Dissipative dynamical systems contain some sort of friction. The chief feature of a dissipative system is loss of energy. A pendulum swinging in air will have dissipation. Energy is lost continuously through the various kinds of friction experienced by the pendulum. We call a system where energy is maintained, a conservative dynamical system. This would describe a system with no friction. Heavenly bodies sustain so little friction we describe their motion as being conservative; no energy is lost. Mathematics tells us that the long-term behavior of dissipative systems may be described by a simple pattern of motion whose final state is a point or a limit circle. The final state of a dissipative system that is highly complex and demonstrates chaos is described as a strange attractor. Let us describe a strange attractor that we may utilize to describe the phenomenon:

[IMG height=328 alt=”” src=”http://www.triz-journal.com/wp-content/uploads/library/images_upload/TFS%20(1).jpg” width=555 border=0]

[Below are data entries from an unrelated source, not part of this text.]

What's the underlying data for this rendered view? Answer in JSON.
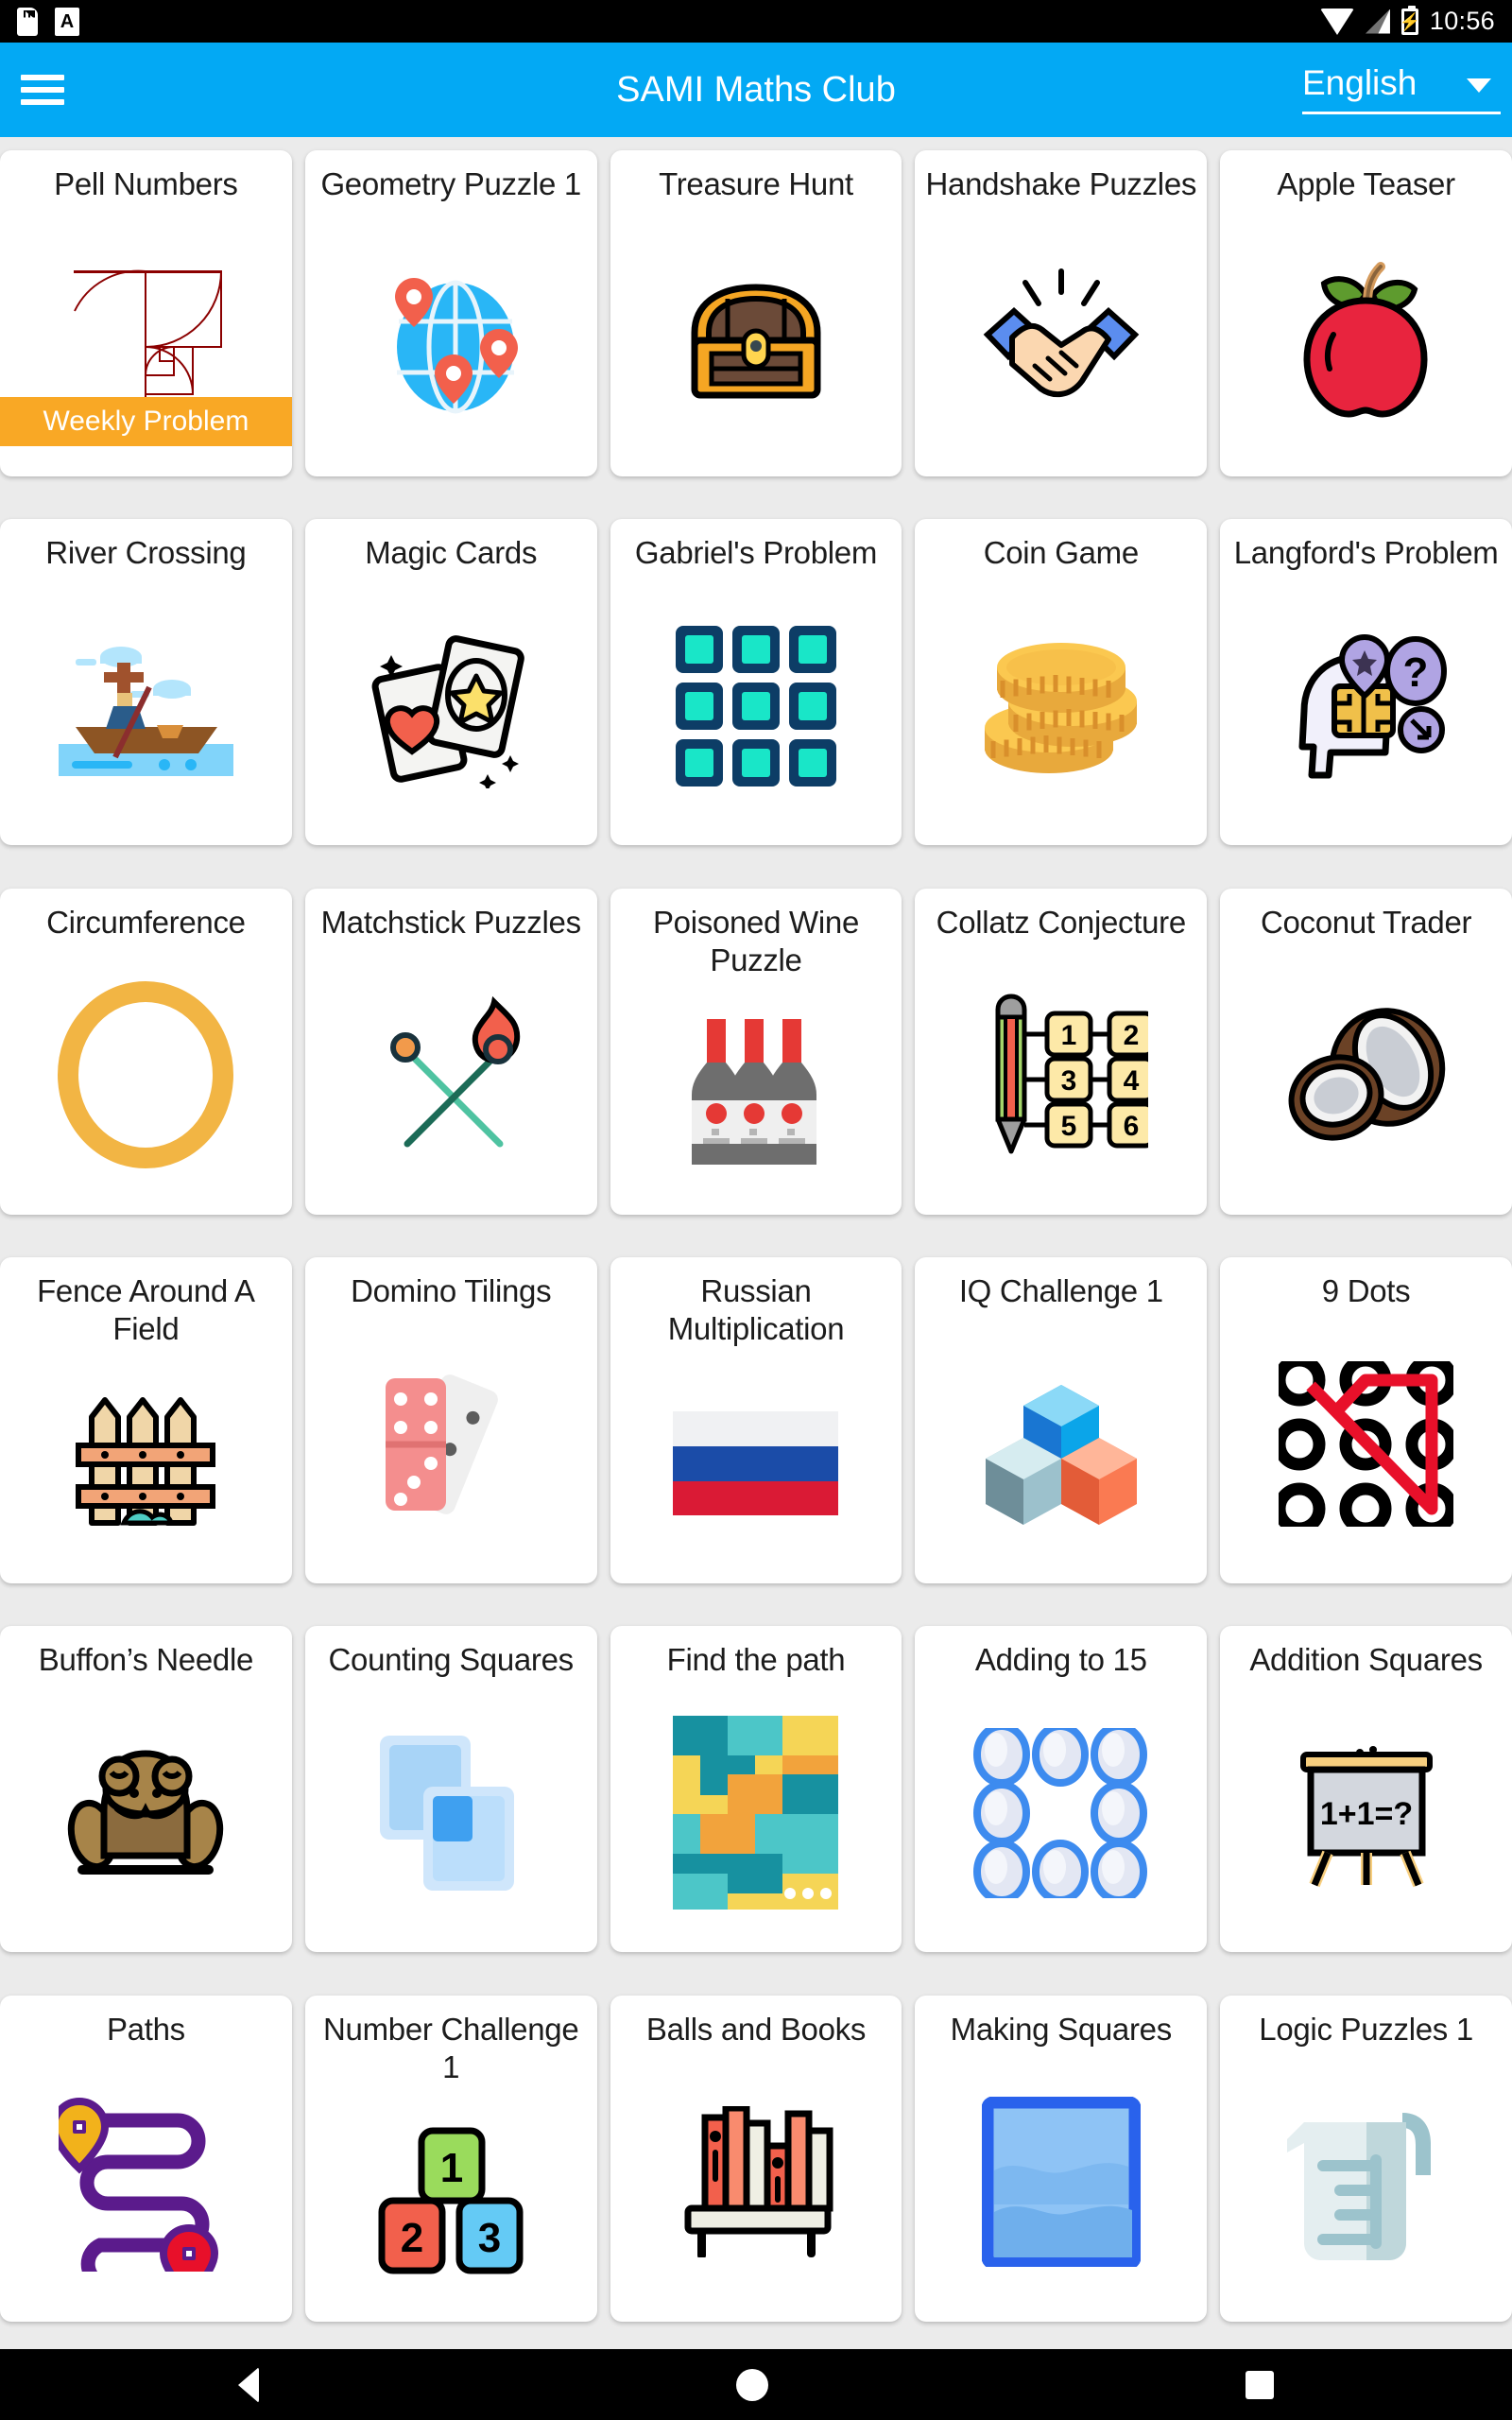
{
  "statusbar": {
    "sd_icon": "sd-card-icon",
    "font_icon": "font-size-icon",
    "font_glyph": "A",
    "wifi_icon": "wifi-icon",
    "signal_icon": "cellular-signal-icon",
    "battery_icon": "battery-charging-icon",
    "battery_glyph": "⚡",
    "time": "10:56"
  },
  "appbar": {
    "menu_icon": "hamburger-menu-icon",
    "title": "SAMI Maths Club",
    "language": "English",
    "caret_icon": "chevron-down-icon",
    "accent_color": "#03A9F4"
  },
  "badge": {
    "label": "Weekly Problem",
    "color": "#F9A825"
  },
  "navbar": {
    "back_icon": "back-triangle-icon",
    "home_icon": "home-circle-icon",
    "recents_icon": "recents-square-icon"
  },
  "cards": [
    {
      "title": "Pell Numbers",
      "art": "golden-spiral-art",
      "badge": true
    },
    {
      "title": "Geometry Puzzle 1",
      "art": "globe-pins-art",
      "badge": false
    },
    {
      "title": "Treasure Hunt",
      "art": "treasure-chest-art",
      "badge": false
    },
    {
      "title": "Handshake Puzzles",
      "art": "handshake-art",
      "badge": false
    },
    {
      "title": "Apple Teaser",
      "art": "apple-art",
      "badge": false
    },
    {
      "title": "River Crossing",
      "art": "boat-river-art",
      "badge": false
    },
    {
      "title": "Magic Cards",
      "art": "magic-cards-art",
      "badge": false
    },
    {
      "title": "Gabriel's Problem",
      "art": "nine-grid-art",
      "badge": false
    },
    {
      "title": "Coin Game",
      "art": "coin-stack-art",
      "badge": false
    },
    {
      "title": "Langford's Problem",
      "art": "brain-question-art",
      "badge": false
    },
    {
      "title": "Circumference",
      "art": "circle-ring-art",
      "badge": false
    },
    {
      "title": "Matchstick Puzzles",
      "art": "matchsticks-art",
      "badge": false
    },
    {
      "title": "Poisoned Wine Puzzle",
      "art": "wine-bottles-art",
      "badge": false
    },
    {
      "title": "Collatz Conjecture",
      "art": "pencil-numbers-art",
      "badge": false
    },
    {
      "title": "Coconut Trader",
      "art": "coconut-art",
      "badge": false
    },
    {
      "title": "Fence Around A Field",
      "art": "fence-art",
      "badge": false
    },
    {
      "title": "Domino Tilings",
      "art": "dominoes-art",
      "badge": false
    },
    {
      "title": "Russian Multiplication",
      "art": "russian-flag-art",
      "badge": false
    },
    {
      "title": "IQ Challenge 1",
      "art": "cubes-art",
      "badge": false
    },
    {
      "title": "9 Dots",
      "art": "nine-dots-art",
      "badge": false
    },
    {
      "title": "Buffon’s Needle",
      "art": "frog-art",
      "badge": false
    },
    {
      "title": "Counting Squares",
      "art": "overlapping-squares-art",
      "badge": false
    },
    {
      "title": "Find the path",
      "art": "mosaic-path-art",
      "badge": false
    },
    {
      "title": "Adding to 15",
      "art": "eight-circles-art",
      "badge": false
    },
    {
      "title": "Addition Squares",
      "art": "easel-art",
      "badge": false
    },
    {
      "title": "Paths",
      "art": "winding-path-art",
      "badge": false
    },
    {
      "title": "Number Challenge 1",
      "art": "number-blocks-art",
      "badge": false
    },
    {
      "title": "Balls and Books",
      "art": "bookshelf-art",
      "badge": false
    },
    {
      "title": "Making Squares",
      "art": "blue-square-art",
      "badge": false
    },
    {
      "title": "Logic Puzzles 1",
      "art": "measuring-jug-art",
      "badge": false
    }
  ],
  "number_blocks": {
    "top": "1",
    "left": "2",
    "right": "3"
  },
  "collatz_numbers": [
    "1",
    "2",
    "3",
    "4",
    "5",
    "6"
  ],
  "easel_text": "1+1=?"
}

                                        The Feigenbaum Scenario (TFS)

Let us focus on The Feigenbaum Scenario to illustrate a few innovation analogies. Notice how the TFS is described by a series of bifurcations. The bifurcations increase geometrically until the model describes the domain of deterministic chaos. However the first several bifurcations determine the final region that comprises the Deterministic Chaos. It is therefore critical that the domain of Conscious Choice be exploited. This is where the concept of Ideality comes in. Ideality is the ultimate outcome of the problem solving process (at least from a tactical innovation scenario where you are solving a problem in an existing system).  Therefore, Ideality is a philosophical construct that dictates the direction problem solving should take to yield the perfect resolution. Ideality can also be described as a series of decision points that must be satisfied in order to describe the target resolution. These decision points are analogous to the bifurcations in the Conscious Choice Domain of the TFS. The innovation process can be controlled to the extent allowable as the problem statement and ideal goal are specified. At a certain point the bifurcations are too numerous and determinism is no longer possible. Therefore, systematic innovation is possible to a certain extent but determinism breaks down at a certain point. The fuzzy front end of problem solving can be brought into focus but the mental operations of the human brain still allow for chaotic thought generation.